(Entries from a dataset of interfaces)
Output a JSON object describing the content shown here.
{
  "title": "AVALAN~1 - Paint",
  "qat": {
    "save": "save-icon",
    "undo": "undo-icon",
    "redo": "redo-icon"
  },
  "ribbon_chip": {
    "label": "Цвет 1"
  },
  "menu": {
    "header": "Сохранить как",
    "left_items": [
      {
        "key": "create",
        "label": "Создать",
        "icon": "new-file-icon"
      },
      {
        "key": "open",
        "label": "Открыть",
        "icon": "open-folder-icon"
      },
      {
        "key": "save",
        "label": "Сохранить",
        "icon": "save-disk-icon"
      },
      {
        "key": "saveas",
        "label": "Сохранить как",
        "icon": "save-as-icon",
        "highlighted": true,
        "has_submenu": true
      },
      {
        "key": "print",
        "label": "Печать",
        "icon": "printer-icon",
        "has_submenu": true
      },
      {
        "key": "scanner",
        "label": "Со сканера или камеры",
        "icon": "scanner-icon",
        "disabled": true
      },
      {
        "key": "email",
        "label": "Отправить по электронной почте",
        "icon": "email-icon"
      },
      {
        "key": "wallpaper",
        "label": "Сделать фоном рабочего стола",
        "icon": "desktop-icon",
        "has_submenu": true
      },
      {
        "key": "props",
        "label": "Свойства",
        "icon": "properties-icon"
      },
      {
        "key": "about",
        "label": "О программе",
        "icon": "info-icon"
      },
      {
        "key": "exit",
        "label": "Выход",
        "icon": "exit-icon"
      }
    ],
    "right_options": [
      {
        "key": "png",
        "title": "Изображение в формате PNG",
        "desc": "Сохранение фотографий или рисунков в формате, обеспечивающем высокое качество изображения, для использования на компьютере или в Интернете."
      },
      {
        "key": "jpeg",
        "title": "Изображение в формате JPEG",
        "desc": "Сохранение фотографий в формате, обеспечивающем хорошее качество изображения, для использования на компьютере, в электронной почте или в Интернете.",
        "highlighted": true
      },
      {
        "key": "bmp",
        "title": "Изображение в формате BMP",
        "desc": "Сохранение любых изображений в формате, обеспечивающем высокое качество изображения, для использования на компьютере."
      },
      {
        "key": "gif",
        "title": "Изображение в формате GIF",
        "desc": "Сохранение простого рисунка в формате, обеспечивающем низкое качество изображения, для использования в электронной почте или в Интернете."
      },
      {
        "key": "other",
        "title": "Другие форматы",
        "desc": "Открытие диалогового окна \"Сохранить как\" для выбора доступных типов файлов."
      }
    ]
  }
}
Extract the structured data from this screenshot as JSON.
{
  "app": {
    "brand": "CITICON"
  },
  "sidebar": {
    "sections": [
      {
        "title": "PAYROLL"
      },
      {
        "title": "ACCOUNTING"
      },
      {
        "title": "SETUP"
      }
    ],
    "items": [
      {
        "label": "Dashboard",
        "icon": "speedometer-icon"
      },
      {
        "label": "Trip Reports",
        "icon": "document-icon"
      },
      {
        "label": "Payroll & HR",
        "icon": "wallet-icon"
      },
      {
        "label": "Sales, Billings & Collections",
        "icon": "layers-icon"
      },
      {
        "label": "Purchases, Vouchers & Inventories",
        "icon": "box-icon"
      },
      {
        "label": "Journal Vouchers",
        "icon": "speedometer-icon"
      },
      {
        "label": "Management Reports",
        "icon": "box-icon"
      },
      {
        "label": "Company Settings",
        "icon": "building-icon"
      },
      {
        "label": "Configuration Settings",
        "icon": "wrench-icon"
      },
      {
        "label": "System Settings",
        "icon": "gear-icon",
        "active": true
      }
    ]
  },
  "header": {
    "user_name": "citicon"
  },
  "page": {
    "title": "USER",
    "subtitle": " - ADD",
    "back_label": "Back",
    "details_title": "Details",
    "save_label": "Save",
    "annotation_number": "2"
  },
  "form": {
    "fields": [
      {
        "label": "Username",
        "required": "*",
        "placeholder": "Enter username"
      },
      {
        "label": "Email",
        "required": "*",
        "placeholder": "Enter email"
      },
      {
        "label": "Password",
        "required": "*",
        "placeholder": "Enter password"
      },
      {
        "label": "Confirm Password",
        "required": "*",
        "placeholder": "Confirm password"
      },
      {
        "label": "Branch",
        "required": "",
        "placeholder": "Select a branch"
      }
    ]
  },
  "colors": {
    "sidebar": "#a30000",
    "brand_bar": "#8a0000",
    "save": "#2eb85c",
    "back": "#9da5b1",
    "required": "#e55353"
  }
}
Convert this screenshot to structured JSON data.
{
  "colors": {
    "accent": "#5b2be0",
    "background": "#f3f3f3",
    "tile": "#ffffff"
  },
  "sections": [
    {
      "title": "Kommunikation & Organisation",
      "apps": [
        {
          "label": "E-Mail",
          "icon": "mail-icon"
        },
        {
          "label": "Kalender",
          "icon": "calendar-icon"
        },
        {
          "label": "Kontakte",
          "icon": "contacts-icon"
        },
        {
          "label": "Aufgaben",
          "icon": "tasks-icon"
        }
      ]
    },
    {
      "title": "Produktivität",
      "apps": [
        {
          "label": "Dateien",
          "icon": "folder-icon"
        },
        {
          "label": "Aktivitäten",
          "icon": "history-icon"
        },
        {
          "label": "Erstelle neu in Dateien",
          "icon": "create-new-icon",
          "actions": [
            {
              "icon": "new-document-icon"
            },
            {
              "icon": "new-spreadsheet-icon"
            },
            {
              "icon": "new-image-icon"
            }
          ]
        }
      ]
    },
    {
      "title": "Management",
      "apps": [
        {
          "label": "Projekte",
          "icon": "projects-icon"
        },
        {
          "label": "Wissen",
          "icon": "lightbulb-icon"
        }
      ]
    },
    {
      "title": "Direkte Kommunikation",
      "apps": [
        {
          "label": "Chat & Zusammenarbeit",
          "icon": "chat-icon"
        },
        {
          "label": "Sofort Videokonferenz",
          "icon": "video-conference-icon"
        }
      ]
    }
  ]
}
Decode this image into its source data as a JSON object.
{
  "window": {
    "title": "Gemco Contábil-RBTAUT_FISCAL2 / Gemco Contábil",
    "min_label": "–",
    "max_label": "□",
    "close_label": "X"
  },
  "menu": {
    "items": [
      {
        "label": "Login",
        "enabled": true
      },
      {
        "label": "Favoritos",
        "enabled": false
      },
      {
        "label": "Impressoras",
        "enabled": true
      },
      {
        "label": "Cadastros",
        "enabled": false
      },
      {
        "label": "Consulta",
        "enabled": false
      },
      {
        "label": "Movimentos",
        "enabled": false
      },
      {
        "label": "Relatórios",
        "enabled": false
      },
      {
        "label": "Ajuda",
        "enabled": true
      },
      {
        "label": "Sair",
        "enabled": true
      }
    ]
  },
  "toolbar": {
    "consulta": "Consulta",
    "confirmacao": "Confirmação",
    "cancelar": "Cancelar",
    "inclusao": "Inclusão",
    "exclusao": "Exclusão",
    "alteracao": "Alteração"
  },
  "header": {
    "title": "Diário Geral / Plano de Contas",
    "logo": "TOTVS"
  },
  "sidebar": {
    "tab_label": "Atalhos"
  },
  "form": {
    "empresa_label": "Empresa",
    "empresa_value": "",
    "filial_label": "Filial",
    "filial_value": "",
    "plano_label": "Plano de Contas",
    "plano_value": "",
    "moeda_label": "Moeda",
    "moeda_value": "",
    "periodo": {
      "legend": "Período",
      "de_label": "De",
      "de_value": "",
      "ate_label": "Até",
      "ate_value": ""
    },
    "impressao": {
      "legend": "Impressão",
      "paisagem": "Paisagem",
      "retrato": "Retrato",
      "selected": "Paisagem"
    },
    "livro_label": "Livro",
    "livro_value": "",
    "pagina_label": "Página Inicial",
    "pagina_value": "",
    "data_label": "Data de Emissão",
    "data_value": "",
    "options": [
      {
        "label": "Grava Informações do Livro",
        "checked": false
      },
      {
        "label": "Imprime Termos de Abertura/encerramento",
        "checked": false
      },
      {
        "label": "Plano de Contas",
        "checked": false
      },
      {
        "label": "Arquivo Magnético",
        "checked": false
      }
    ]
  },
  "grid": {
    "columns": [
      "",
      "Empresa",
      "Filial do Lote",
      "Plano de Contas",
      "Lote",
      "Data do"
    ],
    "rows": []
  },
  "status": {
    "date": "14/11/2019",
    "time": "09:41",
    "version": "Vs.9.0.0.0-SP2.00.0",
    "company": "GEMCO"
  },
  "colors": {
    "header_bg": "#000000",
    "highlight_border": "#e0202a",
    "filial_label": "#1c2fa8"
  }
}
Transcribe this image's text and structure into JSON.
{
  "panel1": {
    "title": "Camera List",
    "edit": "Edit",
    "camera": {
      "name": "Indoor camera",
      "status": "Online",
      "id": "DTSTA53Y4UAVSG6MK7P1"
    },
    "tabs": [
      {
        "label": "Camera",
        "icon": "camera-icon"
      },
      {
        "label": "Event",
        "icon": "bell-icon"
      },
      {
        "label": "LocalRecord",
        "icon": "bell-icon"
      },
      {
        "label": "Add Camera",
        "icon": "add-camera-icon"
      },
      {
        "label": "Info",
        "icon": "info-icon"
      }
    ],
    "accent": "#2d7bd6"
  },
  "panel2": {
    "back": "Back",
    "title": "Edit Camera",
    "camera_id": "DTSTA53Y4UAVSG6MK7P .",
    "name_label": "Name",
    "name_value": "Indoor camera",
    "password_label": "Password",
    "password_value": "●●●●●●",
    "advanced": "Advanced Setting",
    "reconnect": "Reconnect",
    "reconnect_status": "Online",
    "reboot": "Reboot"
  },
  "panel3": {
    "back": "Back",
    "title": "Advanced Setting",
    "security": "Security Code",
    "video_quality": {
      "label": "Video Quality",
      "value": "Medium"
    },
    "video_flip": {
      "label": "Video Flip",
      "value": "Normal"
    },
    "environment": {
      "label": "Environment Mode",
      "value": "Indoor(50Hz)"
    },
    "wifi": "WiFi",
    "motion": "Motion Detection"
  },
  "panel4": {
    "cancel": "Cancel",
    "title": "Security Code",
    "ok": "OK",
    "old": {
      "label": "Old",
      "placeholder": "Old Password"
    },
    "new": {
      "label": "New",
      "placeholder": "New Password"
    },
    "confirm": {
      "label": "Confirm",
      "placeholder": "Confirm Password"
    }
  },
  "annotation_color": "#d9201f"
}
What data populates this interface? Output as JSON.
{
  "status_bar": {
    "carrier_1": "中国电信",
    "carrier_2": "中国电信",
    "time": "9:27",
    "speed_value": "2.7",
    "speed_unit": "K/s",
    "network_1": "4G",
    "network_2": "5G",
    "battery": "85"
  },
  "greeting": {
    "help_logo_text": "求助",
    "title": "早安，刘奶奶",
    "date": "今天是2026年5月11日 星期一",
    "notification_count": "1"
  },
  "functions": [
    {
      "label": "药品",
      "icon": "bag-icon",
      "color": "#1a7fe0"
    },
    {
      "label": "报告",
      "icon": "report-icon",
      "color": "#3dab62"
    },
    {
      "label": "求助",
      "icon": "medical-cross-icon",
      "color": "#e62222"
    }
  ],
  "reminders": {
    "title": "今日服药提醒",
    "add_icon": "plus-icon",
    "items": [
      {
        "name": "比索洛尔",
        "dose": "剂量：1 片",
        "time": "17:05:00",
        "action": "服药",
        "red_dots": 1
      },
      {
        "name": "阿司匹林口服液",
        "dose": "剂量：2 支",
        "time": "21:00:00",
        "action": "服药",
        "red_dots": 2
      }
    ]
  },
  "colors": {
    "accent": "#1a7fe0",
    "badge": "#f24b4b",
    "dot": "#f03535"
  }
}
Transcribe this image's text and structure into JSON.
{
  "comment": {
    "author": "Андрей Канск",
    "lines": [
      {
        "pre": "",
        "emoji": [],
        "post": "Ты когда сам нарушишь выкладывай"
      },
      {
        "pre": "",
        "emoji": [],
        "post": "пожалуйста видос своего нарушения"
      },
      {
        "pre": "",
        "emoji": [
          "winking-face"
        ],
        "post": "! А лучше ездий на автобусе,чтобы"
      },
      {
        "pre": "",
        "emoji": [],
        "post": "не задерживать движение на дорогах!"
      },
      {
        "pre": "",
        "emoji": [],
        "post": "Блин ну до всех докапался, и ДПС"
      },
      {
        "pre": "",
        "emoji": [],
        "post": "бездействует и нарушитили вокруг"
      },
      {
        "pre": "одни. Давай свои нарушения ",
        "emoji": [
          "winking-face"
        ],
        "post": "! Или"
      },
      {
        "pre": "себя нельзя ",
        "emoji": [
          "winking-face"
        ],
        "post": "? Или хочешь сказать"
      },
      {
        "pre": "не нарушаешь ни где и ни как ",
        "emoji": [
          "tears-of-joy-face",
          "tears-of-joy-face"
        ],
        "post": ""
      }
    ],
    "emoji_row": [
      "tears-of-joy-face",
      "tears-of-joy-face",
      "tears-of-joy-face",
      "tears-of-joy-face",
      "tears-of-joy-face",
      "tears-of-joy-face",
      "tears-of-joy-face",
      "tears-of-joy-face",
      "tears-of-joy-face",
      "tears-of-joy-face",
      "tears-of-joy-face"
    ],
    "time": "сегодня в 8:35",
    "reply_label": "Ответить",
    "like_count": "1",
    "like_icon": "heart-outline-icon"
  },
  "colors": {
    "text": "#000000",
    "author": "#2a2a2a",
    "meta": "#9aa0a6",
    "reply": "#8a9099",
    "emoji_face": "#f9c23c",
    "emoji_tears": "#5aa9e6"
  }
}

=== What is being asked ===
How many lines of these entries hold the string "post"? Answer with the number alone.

=== Response box ===
9